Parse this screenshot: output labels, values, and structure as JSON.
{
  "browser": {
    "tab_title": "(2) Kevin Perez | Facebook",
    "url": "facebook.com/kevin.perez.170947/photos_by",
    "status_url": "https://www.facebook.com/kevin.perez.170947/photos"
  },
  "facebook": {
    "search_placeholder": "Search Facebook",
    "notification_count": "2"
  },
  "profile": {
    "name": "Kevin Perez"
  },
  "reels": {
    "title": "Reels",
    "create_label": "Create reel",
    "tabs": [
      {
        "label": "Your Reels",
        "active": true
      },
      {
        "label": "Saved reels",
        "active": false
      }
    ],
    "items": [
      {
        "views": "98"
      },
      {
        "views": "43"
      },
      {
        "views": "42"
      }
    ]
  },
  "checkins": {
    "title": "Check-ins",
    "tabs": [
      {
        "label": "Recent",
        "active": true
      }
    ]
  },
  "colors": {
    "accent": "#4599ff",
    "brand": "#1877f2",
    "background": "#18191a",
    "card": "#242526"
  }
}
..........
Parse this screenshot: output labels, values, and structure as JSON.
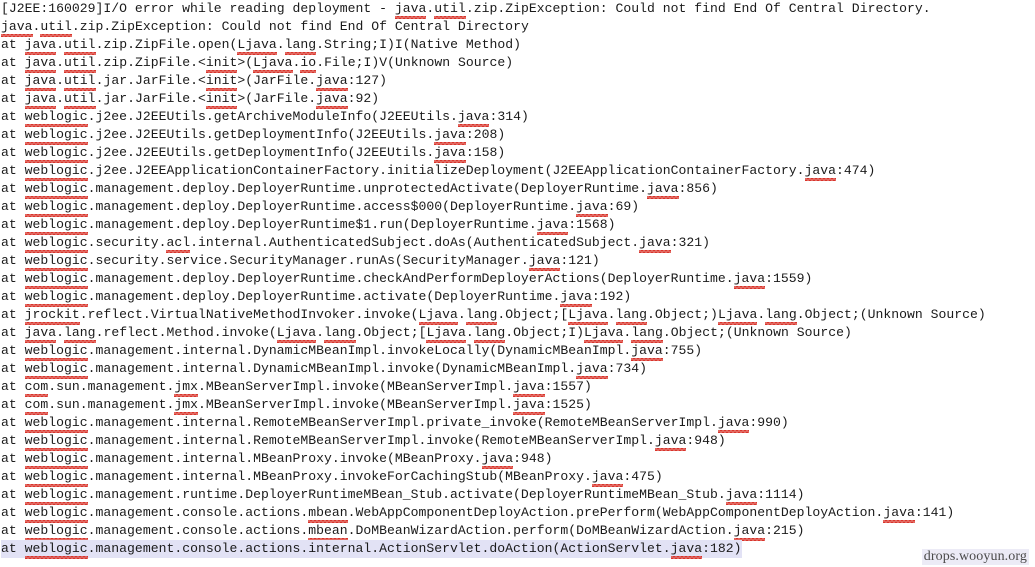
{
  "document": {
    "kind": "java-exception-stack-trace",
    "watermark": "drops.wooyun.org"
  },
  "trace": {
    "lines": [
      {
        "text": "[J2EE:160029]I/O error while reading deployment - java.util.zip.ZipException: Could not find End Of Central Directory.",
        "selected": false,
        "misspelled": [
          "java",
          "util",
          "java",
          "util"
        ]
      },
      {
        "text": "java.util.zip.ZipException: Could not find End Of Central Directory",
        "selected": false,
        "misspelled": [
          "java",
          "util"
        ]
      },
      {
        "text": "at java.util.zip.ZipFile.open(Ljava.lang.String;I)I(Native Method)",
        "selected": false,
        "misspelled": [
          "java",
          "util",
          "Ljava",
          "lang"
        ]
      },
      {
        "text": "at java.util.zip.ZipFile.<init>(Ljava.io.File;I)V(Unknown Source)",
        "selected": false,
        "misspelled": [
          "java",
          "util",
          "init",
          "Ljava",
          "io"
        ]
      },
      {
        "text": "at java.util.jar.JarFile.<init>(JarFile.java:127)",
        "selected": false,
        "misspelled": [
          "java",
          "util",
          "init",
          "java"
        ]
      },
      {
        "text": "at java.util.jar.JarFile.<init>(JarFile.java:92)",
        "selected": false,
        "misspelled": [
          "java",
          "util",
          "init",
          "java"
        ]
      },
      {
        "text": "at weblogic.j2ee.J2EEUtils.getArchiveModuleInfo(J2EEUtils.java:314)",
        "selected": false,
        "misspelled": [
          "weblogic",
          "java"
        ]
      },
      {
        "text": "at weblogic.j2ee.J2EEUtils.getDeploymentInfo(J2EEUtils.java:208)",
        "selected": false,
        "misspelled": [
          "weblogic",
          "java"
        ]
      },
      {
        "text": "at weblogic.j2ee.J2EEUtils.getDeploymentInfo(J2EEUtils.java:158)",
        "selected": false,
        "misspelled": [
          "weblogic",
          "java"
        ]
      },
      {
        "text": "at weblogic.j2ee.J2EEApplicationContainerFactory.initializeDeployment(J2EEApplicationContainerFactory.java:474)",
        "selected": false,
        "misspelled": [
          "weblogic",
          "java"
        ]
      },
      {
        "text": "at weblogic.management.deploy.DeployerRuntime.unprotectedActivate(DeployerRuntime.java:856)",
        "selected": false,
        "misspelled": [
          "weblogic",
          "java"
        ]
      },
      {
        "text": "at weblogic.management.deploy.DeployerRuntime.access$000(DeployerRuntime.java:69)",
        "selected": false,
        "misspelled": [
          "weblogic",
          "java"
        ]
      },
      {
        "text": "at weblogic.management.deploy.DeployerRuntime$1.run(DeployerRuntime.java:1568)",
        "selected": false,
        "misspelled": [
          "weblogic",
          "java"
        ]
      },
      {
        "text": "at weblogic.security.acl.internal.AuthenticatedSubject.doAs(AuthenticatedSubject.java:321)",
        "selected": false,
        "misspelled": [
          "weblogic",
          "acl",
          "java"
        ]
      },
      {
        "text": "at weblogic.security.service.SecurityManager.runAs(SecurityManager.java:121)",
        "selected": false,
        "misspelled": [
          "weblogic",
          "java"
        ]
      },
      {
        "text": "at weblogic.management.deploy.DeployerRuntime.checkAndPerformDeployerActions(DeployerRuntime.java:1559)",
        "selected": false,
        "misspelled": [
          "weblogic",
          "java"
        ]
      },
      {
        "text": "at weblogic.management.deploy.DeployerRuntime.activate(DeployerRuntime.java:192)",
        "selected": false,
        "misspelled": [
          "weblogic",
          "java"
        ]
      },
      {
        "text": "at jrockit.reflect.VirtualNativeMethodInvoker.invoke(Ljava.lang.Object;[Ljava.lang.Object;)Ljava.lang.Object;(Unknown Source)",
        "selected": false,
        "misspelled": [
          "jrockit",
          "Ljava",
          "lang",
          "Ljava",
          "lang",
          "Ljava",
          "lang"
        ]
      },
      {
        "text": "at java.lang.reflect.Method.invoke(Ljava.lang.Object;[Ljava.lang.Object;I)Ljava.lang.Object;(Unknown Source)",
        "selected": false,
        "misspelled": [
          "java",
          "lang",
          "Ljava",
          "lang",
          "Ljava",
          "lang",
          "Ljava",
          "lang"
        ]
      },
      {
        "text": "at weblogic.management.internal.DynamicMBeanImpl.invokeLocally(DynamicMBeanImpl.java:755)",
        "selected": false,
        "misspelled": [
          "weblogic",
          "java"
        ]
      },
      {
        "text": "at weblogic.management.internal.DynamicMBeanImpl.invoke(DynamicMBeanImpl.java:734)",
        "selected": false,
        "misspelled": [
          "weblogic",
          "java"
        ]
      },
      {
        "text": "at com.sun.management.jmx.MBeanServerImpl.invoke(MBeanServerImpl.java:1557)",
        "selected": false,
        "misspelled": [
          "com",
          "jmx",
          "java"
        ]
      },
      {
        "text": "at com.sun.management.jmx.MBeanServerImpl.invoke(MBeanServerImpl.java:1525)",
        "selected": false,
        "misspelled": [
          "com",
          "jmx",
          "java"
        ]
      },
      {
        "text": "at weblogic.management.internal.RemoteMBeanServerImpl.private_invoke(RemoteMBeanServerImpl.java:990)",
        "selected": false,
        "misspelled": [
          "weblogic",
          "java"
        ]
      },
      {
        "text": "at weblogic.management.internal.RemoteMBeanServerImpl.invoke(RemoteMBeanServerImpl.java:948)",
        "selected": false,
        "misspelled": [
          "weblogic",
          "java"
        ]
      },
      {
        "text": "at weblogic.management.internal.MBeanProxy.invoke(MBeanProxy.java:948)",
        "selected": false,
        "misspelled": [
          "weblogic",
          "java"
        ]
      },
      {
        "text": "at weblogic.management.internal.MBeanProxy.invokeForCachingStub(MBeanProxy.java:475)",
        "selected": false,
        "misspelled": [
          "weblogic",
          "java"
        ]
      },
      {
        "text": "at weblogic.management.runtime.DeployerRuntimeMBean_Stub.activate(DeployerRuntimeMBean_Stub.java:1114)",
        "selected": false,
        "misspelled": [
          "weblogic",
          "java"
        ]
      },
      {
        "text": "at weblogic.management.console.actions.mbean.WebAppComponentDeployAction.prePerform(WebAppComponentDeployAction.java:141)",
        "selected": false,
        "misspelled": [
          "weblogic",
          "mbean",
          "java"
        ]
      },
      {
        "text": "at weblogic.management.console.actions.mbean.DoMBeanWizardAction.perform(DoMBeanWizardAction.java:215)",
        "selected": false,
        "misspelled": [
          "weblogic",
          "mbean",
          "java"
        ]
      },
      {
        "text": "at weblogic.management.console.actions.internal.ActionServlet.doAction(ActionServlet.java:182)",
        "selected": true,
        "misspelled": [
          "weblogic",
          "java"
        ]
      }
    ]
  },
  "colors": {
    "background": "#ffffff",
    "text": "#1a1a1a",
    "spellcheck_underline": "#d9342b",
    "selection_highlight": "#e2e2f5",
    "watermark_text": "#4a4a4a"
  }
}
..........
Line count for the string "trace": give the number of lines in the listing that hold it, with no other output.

2